For WcaB and WcaF a high similarity with the family of acetyltransferases is observed, but no precise role of WcaB or WcaF in acetylation process or explanation for presence of two acetyltrasnferases is given up to now (Figure ). The Wzx protein was identified within the CA gene cluster by its typical transmembrane segments and the large periplasmic loop. WcaD is predicted to span the inner membrane with nine transmembrane segments, and to polymerize the repeat units of CA (), therefore representing the Wzy polymerase. The OPX protein involved in the secretion process in concert with the PCP proteins is encoded by wza and can be categorized as OPX group A protein, which can functionally replace its homolog in K30 biosynthesis pathway (; ). Wzc forms the typical contiguous molecular scaffold that spans the cell envelope together with Wza and belongs to the PCP-2a family. The Wzb protein represents the protein tyrosine phosphatase, which controls the phosphorylation state of Wzc, the corresponding tyrosine kinase. The detailed regulatory interactions between Wzb and Wzc were recently characterized for the first time (). Several characterization and mutation experiments were performed for the K30 analog of Wza and Wzc, giving further insights into mechanism and structure (; ; ; ).
De novo transcriptome sequence and identification of …
The 40 most highly ranked genes for CESA4, 7, and 8 are listed in . CESA4, 7, and 8 were among the top ranked candidates, confirming tight coregulation of the three CESA subunits. Interestingly, both the COBRA homolog, COBL4, and a CTL1 homolog (At3g216920) are ranked among the 10 most highly coexpressed genes for CESA 4, 7, and 8 (). The presence of a number of lignin-related genes in (i.e., laccases and phenylalanine ammonia lyase) is consistent with the fact that lignin synthesis is associated with the final stages of secondary wall synthesis in vascular tissues. Overall, 16 of the top 40 proteins in are known to be involved in, or are good candidates for, cell wall synthesis or modification (i.e., glycosyltransferases, arabinogalactan proteins, epimerases, polygalacturonases, laccases, and glycoside hydrolases), and 10 have no functional annotation. Of the remaining proteins on the list, none can be excluded as having a role in cellulose synthesis.
Pathways associated with lignin biosynthesis in ..

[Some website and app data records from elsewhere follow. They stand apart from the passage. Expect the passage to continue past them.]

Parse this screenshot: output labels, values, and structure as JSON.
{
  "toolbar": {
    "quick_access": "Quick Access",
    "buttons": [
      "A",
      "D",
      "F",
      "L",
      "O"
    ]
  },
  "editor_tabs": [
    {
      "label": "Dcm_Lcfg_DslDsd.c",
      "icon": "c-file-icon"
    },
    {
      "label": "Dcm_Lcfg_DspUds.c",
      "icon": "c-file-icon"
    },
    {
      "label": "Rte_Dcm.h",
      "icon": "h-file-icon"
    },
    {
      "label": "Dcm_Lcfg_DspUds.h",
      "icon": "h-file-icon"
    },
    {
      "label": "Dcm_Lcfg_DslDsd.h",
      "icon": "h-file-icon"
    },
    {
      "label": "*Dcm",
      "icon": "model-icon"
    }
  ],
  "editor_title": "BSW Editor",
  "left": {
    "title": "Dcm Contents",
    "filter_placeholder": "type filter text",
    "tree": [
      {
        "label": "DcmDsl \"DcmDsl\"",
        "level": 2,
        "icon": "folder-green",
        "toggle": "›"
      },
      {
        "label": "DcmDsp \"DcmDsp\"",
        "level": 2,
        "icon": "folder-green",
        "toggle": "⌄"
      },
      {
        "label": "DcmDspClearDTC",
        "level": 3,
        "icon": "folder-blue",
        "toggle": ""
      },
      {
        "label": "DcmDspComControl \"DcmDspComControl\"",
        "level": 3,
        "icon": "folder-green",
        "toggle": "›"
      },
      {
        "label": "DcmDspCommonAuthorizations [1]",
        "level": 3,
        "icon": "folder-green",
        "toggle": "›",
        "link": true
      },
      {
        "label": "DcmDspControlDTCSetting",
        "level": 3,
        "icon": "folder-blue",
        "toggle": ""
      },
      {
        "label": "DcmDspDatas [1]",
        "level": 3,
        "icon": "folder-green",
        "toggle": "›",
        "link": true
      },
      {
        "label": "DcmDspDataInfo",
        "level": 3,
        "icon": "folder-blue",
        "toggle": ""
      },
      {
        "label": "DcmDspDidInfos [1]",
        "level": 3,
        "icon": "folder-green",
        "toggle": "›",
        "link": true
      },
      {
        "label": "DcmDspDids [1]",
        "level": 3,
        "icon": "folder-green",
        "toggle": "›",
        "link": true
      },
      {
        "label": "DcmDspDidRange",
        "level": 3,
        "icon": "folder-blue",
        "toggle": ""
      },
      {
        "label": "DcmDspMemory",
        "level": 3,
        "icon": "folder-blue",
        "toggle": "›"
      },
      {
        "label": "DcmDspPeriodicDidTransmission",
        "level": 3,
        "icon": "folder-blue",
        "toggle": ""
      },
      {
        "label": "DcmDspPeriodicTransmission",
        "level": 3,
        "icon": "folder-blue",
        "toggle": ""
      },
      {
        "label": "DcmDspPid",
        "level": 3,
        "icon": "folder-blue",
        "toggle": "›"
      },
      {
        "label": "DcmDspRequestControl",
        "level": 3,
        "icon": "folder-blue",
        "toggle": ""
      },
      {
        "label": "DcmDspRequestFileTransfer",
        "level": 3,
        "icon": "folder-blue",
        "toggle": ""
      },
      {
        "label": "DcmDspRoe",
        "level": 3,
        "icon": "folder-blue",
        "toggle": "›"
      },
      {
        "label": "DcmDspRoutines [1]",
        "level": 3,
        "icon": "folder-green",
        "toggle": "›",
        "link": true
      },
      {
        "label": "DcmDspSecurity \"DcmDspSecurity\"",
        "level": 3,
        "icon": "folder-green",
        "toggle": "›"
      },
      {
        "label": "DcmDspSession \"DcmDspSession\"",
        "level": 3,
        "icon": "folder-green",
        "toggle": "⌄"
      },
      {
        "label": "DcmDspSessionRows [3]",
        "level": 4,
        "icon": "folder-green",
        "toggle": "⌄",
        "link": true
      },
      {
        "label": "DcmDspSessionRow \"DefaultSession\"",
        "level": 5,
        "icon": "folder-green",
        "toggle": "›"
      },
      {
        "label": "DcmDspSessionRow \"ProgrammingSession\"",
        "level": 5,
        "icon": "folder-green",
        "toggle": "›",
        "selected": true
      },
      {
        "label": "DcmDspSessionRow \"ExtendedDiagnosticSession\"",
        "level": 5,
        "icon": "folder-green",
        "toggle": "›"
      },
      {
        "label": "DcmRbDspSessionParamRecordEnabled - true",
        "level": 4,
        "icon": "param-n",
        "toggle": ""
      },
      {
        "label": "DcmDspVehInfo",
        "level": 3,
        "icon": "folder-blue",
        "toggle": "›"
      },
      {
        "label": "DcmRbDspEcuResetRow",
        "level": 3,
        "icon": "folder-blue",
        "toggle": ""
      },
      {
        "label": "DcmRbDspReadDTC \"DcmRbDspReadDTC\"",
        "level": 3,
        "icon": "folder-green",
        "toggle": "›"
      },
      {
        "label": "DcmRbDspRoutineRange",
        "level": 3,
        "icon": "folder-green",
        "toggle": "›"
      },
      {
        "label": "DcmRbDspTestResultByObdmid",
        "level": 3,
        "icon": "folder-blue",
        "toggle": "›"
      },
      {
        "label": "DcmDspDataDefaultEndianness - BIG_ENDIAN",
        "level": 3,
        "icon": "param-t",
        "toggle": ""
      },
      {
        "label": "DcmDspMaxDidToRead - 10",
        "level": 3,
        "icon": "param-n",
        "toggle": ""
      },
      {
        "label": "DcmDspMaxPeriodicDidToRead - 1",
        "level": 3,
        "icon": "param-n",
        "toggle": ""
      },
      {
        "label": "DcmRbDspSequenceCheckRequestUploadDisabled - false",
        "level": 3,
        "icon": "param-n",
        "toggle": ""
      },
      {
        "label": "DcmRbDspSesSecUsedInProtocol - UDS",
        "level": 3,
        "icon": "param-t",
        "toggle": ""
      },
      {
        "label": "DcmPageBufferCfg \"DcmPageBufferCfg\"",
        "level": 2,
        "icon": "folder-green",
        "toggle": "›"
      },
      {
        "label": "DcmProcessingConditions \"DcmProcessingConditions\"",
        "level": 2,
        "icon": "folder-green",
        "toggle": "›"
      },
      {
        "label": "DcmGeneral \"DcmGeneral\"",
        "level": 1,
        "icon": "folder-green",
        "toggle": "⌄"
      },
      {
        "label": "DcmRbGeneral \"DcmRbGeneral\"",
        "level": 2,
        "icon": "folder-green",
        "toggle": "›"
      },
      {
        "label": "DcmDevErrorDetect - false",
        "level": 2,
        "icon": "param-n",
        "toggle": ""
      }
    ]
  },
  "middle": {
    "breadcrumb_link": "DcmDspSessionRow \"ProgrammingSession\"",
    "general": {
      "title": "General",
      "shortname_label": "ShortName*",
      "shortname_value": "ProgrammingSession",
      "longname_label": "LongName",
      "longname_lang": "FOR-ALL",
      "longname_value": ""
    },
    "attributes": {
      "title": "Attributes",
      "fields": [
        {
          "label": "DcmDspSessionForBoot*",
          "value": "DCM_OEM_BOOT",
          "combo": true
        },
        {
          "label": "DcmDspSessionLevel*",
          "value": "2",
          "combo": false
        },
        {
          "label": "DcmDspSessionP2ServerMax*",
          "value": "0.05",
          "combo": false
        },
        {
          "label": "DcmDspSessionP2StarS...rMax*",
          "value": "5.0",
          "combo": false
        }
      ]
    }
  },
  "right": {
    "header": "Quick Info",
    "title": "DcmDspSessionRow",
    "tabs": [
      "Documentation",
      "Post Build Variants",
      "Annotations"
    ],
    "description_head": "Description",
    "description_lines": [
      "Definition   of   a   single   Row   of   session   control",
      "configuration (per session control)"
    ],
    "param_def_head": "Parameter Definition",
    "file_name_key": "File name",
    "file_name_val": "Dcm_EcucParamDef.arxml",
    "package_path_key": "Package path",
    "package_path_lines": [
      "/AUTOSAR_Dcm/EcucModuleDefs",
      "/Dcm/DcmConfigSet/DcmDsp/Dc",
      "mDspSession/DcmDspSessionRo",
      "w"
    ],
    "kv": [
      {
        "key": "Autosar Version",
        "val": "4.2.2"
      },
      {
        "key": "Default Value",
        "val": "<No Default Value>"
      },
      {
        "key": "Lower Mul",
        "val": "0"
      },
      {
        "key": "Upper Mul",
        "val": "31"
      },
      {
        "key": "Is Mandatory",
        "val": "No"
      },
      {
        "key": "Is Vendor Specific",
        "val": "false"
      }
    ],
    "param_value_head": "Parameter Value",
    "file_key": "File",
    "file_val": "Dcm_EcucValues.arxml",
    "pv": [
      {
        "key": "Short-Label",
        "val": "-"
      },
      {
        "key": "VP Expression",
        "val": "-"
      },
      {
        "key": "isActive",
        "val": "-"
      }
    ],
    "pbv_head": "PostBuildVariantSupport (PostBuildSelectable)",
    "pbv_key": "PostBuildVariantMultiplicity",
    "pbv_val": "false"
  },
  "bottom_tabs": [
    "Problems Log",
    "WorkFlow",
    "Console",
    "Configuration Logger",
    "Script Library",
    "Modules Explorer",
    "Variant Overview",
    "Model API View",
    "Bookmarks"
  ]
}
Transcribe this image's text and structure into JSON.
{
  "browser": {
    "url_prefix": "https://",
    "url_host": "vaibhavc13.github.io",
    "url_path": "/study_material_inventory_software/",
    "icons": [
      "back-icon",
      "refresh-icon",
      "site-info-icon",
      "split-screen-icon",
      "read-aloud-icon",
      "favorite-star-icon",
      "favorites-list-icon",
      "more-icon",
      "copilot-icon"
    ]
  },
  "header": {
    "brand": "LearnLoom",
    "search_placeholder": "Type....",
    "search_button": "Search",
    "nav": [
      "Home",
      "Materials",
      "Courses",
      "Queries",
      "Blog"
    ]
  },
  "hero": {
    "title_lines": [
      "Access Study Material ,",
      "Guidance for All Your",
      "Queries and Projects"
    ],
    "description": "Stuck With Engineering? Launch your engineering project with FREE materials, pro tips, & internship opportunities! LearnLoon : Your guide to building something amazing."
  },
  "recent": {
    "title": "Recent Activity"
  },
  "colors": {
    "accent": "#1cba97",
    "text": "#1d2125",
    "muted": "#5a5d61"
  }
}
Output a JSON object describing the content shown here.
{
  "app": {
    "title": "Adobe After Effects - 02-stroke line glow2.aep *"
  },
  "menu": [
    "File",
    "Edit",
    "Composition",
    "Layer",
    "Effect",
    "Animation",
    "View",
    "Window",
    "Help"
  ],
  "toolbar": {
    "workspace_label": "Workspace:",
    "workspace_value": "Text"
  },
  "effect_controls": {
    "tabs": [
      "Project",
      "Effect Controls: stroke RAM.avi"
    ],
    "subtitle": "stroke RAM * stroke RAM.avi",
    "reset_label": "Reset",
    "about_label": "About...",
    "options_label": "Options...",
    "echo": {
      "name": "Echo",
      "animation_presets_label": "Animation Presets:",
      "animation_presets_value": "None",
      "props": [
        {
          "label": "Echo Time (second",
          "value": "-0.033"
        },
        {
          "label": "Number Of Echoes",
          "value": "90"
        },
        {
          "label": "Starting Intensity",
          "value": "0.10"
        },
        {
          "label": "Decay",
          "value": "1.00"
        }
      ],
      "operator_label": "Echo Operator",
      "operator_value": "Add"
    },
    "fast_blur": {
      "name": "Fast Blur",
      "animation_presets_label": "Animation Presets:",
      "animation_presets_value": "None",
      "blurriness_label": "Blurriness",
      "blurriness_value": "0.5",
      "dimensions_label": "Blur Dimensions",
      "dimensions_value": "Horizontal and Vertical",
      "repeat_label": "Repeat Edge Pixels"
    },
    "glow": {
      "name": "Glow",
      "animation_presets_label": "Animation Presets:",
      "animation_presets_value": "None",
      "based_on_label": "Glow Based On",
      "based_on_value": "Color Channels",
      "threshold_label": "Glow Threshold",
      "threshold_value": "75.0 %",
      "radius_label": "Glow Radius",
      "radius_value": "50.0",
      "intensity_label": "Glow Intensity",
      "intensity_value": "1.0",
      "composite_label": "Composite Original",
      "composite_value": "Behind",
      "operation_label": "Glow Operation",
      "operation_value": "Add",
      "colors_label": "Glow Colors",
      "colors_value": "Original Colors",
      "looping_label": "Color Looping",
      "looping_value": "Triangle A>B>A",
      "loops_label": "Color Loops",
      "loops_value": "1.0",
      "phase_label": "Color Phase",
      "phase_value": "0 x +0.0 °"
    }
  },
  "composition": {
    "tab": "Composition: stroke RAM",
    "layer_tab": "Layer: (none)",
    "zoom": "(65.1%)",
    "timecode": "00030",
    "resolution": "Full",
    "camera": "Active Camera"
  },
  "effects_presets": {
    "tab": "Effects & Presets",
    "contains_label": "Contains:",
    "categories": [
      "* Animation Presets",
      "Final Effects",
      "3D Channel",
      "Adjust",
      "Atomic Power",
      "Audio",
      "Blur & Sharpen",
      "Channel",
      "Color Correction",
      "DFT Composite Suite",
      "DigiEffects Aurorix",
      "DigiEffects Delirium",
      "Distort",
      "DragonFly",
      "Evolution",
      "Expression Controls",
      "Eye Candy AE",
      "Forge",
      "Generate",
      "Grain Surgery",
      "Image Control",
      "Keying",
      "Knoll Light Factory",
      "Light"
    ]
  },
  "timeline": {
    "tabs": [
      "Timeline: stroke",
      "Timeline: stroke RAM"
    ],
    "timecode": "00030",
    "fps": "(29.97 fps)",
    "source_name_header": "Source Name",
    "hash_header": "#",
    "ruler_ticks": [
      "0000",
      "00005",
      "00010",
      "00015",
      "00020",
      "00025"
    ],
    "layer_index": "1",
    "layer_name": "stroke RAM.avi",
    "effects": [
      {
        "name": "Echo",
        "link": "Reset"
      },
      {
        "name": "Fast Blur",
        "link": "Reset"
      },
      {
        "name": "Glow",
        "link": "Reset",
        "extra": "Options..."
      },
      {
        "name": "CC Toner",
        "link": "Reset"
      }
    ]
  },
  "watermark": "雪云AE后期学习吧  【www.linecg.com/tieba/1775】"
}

Several pathways differed significantly in coregulation for the CESA complexes (e.g., brassinosteroid, dTDP-rhamnose, and lignin biosynthesis pathways). A connection between brassinosteroids and the cell wall matrix was previously suggested by a reduction of transcription of KORRIGAN observed in det2, a mutant deficient in brassinosteroid synthesis (). In addition, brassinosteroids modulate the transcript levels of cell wall-related genes involved in cell elongation and morphogenesis (). Because secondary wall synthesis takes place when cell expansion has ceased, it makes sense that expression of the CESA4, 7, and 8 genes are not linked to brassinosteroid synthesis. Lignin deposition, however, is largely associated with secondary wall formation (). Genes encoding lignin monomer-polymerizing laccases and lignin monomer synthesis are among the 50 most closely coexpressed genes for CESA 4, 7, and 8 (). In addition, genes linked to the lignin-related pathway for suberin synthesis are highly coexpressed with CESA4, 7, and 8 (Tables 5 and 6).